> _Recorded data_:
══════════════════════════════

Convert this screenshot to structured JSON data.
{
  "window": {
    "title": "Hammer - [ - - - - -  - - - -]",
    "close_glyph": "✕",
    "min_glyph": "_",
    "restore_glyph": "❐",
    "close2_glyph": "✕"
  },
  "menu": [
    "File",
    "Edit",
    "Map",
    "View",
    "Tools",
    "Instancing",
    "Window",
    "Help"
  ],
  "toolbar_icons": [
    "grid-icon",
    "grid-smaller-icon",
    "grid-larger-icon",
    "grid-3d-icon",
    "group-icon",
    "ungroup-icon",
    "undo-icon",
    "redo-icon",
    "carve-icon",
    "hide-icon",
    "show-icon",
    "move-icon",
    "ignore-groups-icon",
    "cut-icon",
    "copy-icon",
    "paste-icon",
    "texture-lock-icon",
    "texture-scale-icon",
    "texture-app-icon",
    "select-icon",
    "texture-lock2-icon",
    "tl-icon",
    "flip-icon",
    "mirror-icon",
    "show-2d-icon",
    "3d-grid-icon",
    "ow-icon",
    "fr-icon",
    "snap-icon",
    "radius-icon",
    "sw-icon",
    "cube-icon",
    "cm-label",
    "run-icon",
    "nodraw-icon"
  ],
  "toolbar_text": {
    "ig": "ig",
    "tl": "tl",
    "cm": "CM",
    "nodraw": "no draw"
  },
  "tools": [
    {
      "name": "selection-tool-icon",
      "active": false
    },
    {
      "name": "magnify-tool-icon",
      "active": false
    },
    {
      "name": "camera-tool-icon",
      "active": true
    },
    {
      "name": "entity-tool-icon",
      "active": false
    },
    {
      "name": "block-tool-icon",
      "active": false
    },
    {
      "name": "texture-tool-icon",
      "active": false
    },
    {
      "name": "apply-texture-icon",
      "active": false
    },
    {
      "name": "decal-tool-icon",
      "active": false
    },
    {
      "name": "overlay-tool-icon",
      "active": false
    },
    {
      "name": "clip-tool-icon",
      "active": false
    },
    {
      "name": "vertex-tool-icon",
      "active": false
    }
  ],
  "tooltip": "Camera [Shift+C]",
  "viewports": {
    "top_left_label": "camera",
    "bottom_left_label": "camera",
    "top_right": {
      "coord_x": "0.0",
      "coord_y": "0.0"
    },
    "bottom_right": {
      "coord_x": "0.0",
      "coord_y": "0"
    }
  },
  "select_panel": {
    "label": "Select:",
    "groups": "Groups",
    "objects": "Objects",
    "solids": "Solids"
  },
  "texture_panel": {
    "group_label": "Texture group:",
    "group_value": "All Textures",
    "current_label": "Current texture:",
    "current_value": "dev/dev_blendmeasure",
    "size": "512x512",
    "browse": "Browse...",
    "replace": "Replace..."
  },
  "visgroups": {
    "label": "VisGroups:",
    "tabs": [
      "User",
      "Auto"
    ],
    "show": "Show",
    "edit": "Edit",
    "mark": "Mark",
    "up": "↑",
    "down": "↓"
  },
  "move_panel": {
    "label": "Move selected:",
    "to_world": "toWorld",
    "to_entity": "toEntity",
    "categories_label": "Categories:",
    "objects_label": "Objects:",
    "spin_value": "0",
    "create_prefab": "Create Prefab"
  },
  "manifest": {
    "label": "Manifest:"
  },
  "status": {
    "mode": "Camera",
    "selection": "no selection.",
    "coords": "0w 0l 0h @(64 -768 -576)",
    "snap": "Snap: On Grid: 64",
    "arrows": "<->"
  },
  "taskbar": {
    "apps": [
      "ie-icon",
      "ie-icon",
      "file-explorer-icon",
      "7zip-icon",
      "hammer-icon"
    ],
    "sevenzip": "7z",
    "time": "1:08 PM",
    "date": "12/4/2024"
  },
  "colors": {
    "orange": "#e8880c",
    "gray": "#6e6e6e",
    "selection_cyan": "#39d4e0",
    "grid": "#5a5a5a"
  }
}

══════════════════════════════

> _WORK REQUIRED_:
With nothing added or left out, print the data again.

> _SOLUTION TO THIS EXERCISE_:
Convert this screenshot to structured JSON data.
{
  "window": {
    "title": "Hammer - [ - - - - -  - - - -]",
    "close_glyph": "✕",
    "min_glyph": "_",
    "restore_glyph": "❐",
    "close2_glyph": "✕"
  },
  "menu": [
    "File",
    "Edit",
    "Map",
    "View",
    "Tools",
    "Instancing",
    "Window",
    "Help"
  ],
  "toolbar_icons": [
    "grid-icon",
    "grid-smaller-icon",
    "grid-larger-icon",
    "grid-3d-icon",
    "group-icon",
    "ungroup-icon",
    "undo-icon",
    "redo-icon",
    "carve-icon",
    "hide-icon",
    "show-icon",
    "move-icon",
    "ignore-groups-icon",
    "cut-icon",
    "copy-icon",
    "paste-icon",
    "texture-lock-icon",
    "texture-scale-icon",
    "texture-app-icon",
    "select-icon",
    "texture-lock2-icon",
    "tl-icon",
    "flip-icon",
    "mirror-icon",
    "show-2d-icon",
    "3d-grid-icon",
    "ow-icon",
    "fr-icon",
    "snap-icon",
    "radius-icon",
    "sw-icon",
    "cube-icon",
    "cm-label",
    "run-icon",
    "nodraw-icon"
  ],
  "toolbar_text": {
    "ig": "ig",
    "tl": "tl",
    "cm": "CM",
    "nodraw": "no draw"
  },
  "tools": [
    {
      "name": "selection-tool-icon",
      "active": false
    },
    {
      "name": "magnify-tool-icon",
      "active": false
    },
    {
      "name": "camera-tool-icon",
      "active": true
    },
    {
      "name": "entity-tool-icon",
      "active": false
    },
    {
      "name": "block-tool-icon",
      "active": false
    },
    {
      "name": "texture-tool-icon",
      "active": false
    },
    {
      "name": "apply-texture-icon",
      "active": false
    },
    {
      "name": "decal-tool-icon",
      "active": false
    },
    {
      "name": "overlay-tool-icon",
      "active": false
    },
    {
      "name": "clip-tool-icon",
      "active": false
    },
    {
      "name": "vertex-tool-icon",
      "active": false
    }
  ],
  "tooltip": "Camera [Shift+C]",
  "viewports": {
    "top_left_label": "camera",
    "bottom_left_label": "camera",
    "top_right": {
      "coord_x": "0.0",
      "coord_y": "0.0"
    },
    "bottom_right": {
      "coord_x": "0.0",
      "coord_y": "0"
    }
  },
  "select_panel": {
    "label": "Select:",
    "groups": "Groups",
    "objects": "Objects",
    "solids": "Solids"
  },
  "texture_panel": {
    "group_label": "Texture group:",
    "group_value": "All Textures",
    "current_label": "Current texture:",
    "current_value": "dev/dev_blendmeasure",
    "size": "512x512",
    "browse": "Browse...",
    "replace": "Replace..."
  },
  "visgroups": {
    "label": "VisGroups:",
    "tabs": [
      "User",
      "Auto"
    ],
    "show": "Show",
    "edit": "Edit",
    "mark": "Mark",
    "up": "↑",
    "down": "↓"
  },
  "move_panel": {
    "label": "Move selected:",
    "to_world": "toWorld",
    "to_entity": "toEntity",
    "categories_label": "Categories:",
    "objects_label": "Objects:",
    "spin_value": "0",
    "create_prefab": "Create Prefab"
  },
  "manifest": {
    "label": "Manifest:"
  },
  "status": {
    "mode": "Camera",
    "selection": "no selection.",
    "coords": "0w 0l 0h @(64 -768 -576)",
    "snap": "Snap: On Grid: 64",
    "arrows": "<->"
  },
  "taskbar": {
    "apps": [
      "ie-icon",
      "ie-icon",
      "file-explorer-icon",
      "7zip-icon",
      "hammer-icon"
    ],
    "sevenzip": "7z",
    "time": "1:08 PM",
    "date": "12/4/2024"
  },
  "colors": {
    "orange": "#e8880c",
    "gray": "#6e6e6e",
    "selection_cyan": "#39d4e0",
    "grid": "#5a5a5a"
  }
}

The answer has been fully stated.